Fusion introduces Indian Music to the World: Violinist Nandini Shankar

Fusion introduces Indian Music to the World: Violinist Nandini Shankar

Violin players in the Hindustani tradition are rare and are linked closely to the family of esteemed artist Dr N Rajam. Nandini Shankar, her granddaughter, is part of a legacy which includes India’s classical musical tradition and to the coming together of the East and West through music that has both contemporary appeal and yet is rooted in ancient sounds.

Nandini plays the violin in the Hindustani Gayaki style, pioneered by her grandmother and subsequently played by her mother. She is also part of several bands including the first ever all-women Indian classical band conceptualised by vocalist Kaushiki Chakraborty. She is also part of a fusion band formed by her mother Dr Sangeeta Shankar aimed at giving a new sound to popular tunes. In thi interview she talks about the intersection of the two modes of music India offers to the world.

No two artists of Indian music sound the same even while playing the same raga or song. What does this say about nature of Indian music and the possibilities it offers?

Indian music is deeply rooted in improvisation - and hence the possibilities are infinite. It gives the opportunity for musicians to make any piece of music their own. I think that's beautiful.

Playing the violin in Hindustani music was pioneered by your grandmother and followed down three generations. How has it added to the music soundscape? How is the violin gayaki style you play different from conventional instrumental music? 

My grandmother's pioneering work in developing the Gayaki Ang has been path-breaking in the world of Hindustani violin. It has unparalleled emotive power and depth. I am truly blessed to carry forward this legacy.

In Hindustani classical music, there are two styles - vocal and instrumental. Ragas are unfolded differently in both styles. The gayaki style that we play follows the vocal style of improvisation and expansion of a Raga. The technique allows us to emote as deeply as a singing voice, even on the violin. It is the perfect instrument for that really; being bowed and fretless. It is completely different from the Western Classical style too. Audiences in the West are amazed and often moved to tears when they listen to this style!

How is the Indian fusion scene changing with the burst of digitalisation and sound technologies. Do Indian bands and the music they create hold appeal for international audiences 

Indian fusion is rapidly developing and becoming the go-to genre for the youth, especially with the advent of social media and streaming apps. It has become a vehicle for youngsters to reconnect with their culture and tradition. Advanced sound technology and different styles of music production make the music more accessible to the masses. Indians all over the world greatly appreciate fusion! It also becomes easy to introduce Indian music to a foreign ear through this genre, since they can relate with the common elements they find in the music they listen to on a daily basis.

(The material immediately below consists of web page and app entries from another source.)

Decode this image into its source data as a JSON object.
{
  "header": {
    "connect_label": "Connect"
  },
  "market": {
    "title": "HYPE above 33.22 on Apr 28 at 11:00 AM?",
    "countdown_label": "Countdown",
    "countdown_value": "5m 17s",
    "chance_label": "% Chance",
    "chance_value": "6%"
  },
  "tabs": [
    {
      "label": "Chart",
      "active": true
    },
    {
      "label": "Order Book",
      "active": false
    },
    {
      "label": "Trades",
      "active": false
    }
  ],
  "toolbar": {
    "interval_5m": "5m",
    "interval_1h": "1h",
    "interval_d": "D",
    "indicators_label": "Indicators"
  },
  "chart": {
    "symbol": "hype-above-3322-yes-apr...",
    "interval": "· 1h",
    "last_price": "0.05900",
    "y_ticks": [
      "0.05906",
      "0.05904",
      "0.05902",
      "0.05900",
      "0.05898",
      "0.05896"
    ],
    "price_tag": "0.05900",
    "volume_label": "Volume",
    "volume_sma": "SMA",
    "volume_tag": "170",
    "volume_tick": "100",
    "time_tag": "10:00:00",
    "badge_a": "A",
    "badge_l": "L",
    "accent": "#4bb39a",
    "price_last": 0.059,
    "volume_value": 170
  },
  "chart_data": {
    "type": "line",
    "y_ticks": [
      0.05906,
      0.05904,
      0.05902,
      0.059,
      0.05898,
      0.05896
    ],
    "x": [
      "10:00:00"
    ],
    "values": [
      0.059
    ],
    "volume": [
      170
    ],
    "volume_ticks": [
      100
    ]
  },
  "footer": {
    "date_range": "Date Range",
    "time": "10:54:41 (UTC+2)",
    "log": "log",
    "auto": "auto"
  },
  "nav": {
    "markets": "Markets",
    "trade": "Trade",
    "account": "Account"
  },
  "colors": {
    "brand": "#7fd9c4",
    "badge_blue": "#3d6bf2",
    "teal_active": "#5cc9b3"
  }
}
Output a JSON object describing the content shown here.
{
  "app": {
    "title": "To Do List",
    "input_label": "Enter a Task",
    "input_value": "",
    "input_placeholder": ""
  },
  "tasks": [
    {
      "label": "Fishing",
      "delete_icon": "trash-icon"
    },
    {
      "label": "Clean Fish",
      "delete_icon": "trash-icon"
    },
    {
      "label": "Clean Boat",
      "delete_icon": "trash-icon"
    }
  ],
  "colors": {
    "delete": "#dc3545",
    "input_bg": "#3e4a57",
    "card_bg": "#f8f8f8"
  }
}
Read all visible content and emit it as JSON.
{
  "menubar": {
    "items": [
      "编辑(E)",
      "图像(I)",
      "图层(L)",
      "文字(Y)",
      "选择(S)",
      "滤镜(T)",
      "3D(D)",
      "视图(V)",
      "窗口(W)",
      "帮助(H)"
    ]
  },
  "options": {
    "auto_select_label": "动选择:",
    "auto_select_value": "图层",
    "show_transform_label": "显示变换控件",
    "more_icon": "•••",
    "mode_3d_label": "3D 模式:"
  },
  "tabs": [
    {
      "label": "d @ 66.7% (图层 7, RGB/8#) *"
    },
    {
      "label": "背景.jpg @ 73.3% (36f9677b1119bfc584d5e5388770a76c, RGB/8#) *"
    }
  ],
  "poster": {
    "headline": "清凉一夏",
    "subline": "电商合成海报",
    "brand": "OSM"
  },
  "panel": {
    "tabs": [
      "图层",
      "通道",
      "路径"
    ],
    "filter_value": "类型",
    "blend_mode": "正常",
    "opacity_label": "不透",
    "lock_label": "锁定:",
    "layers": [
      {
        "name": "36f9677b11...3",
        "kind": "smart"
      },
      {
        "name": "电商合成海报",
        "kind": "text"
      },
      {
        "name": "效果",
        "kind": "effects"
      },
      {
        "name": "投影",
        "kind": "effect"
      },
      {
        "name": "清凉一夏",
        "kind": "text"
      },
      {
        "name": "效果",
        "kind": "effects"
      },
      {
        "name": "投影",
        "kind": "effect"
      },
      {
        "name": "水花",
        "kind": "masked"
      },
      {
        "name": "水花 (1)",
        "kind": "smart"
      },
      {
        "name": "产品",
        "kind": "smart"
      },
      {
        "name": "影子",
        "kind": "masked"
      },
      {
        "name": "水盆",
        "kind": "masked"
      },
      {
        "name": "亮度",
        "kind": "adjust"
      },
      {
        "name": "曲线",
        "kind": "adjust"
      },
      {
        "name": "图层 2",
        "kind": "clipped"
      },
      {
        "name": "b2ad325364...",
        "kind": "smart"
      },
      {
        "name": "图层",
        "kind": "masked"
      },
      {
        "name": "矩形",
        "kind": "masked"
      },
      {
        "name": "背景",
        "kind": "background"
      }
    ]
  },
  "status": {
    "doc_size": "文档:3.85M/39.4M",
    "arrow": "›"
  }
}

How can we make India a music destination like it is for yoga and Ayurveda? Does the absence of international standard concert halls make it difficult to attract non-Indian musicians here?

Just like Yoga, Indian Classical music, too, has its roots in spirituality. It has the power to take the listener to a higher dimension. The world is a much smaller place now (thanks to the internet) and a lot of non-Indian musicians are taking to Indian music, more than ever before. I personally feel that basic courses in Indian music should be conducted everywhere - that will not only help develop a taste for our music among global audiences, but also keep our culture thriving. International standard concert halls would definitely be welcome too.

Are we looking at a true opening up, a democratization of the music scene post pandemic with artists reaching out to audiences worldwide more seamlessly?

 I can already feel everything opening up, and I look forward to it. After over 2.5 years, everyone is yearning for more live music.

Are Indians ready for the music video culture transitioning from CDs?

Music distribution formats have changed very rapidly in India over the last few decades. Every Indian has a mobile phone today. So yes, I think we are ready.

How do artists create integrated music when listening tastes and demands are so varied. Do we have bands that cut across cultural and regional diversity the way some popular Asian and Western bands have?

The key here is integrity. An artist can only be consistent when they create music that truly speaks to them. Following the ever-changing tastes and demands of the audience puts tremendous pressure and does not allow for free creative expression. If an excellent artist is truly passionate about that musically, it will happen. It is only a matter of time.

How do you see your career as a multi dimensional artist shaping in the future.  What are the things you are looking forward to doing solo and in collaborations with other artists?

 I am happy to be doing something that I love, and anything that is musically beautiful is welcome! There's a very exciting project that I have been working on for the past two years, and I can't wait to share it soon with all of you.